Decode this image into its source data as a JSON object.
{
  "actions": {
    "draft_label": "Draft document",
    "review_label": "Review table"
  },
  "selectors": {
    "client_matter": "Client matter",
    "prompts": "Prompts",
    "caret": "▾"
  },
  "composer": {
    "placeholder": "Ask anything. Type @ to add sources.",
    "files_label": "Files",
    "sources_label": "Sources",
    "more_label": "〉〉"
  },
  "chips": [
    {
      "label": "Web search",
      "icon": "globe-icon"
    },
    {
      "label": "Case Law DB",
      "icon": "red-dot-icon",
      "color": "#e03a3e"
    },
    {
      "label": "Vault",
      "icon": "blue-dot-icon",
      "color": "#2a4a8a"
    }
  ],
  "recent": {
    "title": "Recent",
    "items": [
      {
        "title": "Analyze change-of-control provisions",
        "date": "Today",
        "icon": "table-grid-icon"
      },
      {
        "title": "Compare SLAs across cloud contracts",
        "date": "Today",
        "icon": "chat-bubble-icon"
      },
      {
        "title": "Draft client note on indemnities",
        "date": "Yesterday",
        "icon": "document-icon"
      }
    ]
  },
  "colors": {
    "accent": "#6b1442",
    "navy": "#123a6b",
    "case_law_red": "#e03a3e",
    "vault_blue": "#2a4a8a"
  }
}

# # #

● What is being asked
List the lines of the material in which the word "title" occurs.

● Written solution
    "title": "Recent",
        "title": "Analyze change-of-control provisions",
        "title": "Compare SLAs across cloud contracts",
        "title": "Draft client note on indemnities",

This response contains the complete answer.